The single NFT lot, titled 'This Changed Everything', included original archived date and time-stamped files with nearly 10,000 lines of code, an animated visualisation of the code being written and a letter from Berners-Lee reflecting on the process.
But Mikko Hypponen, a Finnish security researcher, identified a serious issue with the code in the visualisation that would have prevented it from being compiled and run.
Berners-Lee defended the sale in an interview with The Guardian before the auction, saying it "totally aligned with the values of the web".
"The web is just as free and just as open as it always was. I'm not selling the web - you won't have to start paying money to follow links," he said.
"I'm not even selling the source code.

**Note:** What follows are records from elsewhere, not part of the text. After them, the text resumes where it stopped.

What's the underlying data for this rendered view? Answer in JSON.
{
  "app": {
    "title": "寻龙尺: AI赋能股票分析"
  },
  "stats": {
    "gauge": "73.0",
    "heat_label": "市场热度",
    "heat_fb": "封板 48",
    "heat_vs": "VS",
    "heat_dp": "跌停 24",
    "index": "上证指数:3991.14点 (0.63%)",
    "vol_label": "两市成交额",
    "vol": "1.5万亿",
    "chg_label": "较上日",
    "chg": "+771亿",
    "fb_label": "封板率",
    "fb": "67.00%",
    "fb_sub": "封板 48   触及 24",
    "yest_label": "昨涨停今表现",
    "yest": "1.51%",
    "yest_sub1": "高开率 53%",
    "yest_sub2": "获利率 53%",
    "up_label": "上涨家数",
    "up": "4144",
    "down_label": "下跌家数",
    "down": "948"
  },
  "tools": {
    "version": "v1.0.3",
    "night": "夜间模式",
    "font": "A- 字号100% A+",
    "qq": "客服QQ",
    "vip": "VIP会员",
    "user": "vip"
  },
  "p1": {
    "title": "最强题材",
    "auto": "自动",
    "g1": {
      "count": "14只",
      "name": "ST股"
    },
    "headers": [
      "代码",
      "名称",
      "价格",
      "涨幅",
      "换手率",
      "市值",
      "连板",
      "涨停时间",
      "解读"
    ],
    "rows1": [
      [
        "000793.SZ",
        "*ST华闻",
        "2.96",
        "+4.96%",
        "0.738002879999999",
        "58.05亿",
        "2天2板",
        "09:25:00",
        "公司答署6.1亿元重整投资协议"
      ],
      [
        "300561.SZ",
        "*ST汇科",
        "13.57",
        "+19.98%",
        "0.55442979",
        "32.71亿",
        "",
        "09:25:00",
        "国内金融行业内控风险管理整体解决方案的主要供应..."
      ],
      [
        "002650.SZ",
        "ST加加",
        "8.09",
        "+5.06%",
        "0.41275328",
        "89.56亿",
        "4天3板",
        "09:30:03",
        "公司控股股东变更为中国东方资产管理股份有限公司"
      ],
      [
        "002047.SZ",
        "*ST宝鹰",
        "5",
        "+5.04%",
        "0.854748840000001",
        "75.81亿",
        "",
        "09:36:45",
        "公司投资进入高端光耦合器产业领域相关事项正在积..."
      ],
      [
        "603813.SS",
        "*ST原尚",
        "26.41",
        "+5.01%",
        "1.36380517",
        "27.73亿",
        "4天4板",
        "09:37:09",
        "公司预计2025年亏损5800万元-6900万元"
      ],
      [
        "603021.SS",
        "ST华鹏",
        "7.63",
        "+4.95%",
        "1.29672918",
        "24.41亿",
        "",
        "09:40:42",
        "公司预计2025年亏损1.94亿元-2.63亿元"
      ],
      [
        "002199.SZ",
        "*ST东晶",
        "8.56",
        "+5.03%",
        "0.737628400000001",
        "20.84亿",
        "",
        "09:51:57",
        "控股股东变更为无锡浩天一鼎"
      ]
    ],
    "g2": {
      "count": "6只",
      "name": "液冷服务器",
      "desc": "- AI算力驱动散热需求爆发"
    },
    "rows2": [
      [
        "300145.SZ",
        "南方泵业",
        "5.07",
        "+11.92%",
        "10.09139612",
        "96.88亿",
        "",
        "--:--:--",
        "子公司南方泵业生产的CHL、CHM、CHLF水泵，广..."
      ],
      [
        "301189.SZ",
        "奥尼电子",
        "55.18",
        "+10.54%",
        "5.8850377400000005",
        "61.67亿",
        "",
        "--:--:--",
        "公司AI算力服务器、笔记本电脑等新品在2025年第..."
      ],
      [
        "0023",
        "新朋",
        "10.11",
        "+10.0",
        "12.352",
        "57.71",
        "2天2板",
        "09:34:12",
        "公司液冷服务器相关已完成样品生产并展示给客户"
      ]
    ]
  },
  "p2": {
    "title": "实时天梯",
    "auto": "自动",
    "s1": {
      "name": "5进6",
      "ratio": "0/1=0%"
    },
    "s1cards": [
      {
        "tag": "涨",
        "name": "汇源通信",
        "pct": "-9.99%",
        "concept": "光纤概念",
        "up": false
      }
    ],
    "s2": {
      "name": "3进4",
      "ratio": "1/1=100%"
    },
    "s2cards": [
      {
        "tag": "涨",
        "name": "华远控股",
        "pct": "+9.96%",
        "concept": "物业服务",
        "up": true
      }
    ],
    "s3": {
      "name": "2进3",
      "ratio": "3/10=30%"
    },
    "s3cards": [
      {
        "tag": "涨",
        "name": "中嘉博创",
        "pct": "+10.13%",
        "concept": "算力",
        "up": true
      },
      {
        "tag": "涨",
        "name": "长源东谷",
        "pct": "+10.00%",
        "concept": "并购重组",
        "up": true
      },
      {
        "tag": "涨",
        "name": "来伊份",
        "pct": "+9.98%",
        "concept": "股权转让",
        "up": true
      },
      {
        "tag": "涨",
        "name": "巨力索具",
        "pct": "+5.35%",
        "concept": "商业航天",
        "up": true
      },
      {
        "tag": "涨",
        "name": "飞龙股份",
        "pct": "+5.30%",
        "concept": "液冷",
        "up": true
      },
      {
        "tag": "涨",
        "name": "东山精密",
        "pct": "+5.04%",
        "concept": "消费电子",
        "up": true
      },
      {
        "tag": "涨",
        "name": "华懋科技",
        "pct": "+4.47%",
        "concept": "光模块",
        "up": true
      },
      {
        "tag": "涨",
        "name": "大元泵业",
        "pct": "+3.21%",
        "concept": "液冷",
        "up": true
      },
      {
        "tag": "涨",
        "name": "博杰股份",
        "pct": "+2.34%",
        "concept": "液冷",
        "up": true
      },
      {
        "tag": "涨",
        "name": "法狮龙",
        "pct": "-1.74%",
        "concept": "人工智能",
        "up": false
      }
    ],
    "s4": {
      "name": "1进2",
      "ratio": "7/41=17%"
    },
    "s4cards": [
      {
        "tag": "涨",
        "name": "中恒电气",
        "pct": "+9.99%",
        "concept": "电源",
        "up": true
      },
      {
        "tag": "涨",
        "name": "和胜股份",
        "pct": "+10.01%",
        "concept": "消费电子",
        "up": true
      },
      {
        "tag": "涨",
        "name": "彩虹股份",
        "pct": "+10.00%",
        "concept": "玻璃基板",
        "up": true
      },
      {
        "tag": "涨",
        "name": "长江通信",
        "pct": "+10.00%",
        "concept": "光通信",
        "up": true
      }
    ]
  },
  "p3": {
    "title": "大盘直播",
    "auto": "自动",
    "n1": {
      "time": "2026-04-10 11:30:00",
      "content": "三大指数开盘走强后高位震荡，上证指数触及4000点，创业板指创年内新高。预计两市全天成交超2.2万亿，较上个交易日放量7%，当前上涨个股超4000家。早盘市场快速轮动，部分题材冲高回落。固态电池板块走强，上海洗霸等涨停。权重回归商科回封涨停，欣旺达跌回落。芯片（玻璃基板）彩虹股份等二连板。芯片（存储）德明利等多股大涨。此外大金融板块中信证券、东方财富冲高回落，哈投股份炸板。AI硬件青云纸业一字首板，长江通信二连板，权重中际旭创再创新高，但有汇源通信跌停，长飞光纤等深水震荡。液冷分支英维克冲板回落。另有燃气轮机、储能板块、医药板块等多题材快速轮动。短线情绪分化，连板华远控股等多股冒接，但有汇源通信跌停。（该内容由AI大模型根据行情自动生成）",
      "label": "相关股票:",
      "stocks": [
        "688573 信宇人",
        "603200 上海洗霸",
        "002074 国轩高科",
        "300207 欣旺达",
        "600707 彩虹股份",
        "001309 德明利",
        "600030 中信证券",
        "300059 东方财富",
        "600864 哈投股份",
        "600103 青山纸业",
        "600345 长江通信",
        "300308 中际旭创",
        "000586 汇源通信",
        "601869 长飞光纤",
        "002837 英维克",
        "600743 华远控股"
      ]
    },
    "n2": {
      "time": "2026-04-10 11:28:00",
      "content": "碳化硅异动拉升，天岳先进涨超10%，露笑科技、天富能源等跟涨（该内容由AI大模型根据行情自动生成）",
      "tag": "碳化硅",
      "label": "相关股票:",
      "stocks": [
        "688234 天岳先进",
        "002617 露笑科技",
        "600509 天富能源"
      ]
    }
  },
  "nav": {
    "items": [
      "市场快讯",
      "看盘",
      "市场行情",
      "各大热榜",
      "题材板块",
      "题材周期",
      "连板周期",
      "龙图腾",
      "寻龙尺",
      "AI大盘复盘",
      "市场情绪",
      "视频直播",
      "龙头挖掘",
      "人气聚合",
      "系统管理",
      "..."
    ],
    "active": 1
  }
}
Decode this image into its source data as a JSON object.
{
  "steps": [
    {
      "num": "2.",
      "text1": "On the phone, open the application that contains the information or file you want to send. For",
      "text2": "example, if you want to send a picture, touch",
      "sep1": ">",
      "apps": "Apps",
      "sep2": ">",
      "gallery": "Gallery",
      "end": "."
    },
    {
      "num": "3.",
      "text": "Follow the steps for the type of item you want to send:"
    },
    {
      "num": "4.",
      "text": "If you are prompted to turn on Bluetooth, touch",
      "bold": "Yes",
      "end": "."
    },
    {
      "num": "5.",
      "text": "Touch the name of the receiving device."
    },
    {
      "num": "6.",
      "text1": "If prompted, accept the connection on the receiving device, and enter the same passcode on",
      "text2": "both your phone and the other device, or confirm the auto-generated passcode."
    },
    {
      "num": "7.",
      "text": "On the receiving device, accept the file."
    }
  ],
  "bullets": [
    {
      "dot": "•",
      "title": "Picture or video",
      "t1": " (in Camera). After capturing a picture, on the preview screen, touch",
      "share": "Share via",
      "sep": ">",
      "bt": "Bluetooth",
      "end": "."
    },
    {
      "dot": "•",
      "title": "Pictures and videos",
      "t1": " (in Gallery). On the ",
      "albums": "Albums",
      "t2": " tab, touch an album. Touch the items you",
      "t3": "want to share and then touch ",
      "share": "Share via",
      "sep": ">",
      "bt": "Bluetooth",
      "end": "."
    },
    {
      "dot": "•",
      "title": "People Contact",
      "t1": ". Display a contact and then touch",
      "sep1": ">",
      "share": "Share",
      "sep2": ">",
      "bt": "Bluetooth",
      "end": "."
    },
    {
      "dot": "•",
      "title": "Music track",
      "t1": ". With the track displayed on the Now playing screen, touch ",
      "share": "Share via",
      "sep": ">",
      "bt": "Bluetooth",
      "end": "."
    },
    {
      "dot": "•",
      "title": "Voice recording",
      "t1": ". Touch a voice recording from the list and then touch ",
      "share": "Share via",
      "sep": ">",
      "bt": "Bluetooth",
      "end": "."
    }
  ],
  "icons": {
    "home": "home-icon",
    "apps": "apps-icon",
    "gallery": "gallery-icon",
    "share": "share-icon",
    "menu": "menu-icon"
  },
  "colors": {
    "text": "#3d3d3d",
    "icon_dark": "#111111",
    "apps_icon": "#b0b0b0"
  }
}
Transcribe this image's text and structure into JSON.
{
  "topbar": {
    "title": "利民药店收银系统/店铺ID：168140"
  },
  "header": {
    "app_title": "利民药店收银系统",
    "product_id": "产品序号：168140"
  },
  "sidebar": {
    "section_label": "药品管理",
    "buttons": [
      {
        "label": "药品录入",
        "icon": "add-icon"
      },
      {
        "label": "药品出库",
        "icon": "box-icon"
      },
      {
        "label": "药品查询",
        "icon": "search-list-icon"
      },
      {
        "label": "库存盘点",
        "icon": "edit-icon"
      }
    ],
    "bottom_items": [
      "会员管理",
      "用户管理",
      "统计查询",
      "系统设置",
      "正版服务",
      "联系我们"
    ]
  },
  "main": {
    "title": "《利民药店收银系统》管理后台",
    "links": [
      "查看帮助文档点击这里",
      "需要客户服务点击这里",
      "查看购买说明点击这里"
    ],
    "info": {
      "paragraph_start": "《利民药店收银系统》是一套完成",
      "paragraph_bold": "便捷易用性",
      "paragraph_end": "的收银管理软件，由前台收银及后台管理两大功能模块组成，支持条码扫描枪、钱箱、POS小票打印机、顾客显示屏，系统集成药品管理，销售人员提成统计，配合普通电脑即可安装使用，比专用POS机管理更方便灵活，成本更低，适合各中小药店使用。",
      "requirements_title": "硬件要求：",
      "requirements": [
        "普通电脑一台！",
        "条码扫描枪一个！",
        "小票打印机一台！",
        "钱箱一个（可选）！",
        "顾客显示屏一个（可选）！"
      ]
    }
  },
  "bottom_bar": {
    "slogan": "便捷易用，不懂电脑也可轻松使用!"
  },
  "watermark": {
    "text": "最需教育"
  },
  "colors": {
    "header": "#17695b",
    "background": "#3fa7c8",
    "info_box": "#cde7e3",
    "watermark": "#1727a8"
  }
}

I'm selling a picture that I made, with a Python programme that I wrote myself, of what the source code would look like if it was stuck on the wall and signed by me."
Celebrities, both online and real-word, have been jumping on the NFT bandwagon in 2021.
Famous internet memes like 'Charlie bit my finger', 'disaster girl' and 'Leave Britney alone' have all been sold as NFTs.
And in the last two weeks tennis star Andy Murray and reality television star and convicted attempted-murderer Joe Exotic have announced their intention to sell works on the blockchain too.
In early June a digital artwork, CryptoPunk #7523, a rare pixel-art character, sold at Sotheby's for US$11.8 million. That followed a Christie's auction in March at which American artist Beeple sold a digital collage for US$69.3 million
Ultimately, as both Berners-Lee and then Hypponen pointed out in a subsequent tweet, the mistake in the web source code doesn't really matter.
Whomever bought the NFT package doesn't actually own the code, but the digital representation of it that now exists on the blockchain - and that's worth what the market is prepared to pay for it, said Cassandra Hatton, vice president global head of science and popular culture at Sotheby's.
"Sir Tim's invention created a new world, democratising the sharing of information, creating new ways of thinking and interacting, and staying connected to one another," she said.
"We have placed it in a public forum, we have sold it at basically no reserve and we let the market decide what the value is going to be. There have been multiple bidders who have all agreed that it's valuable."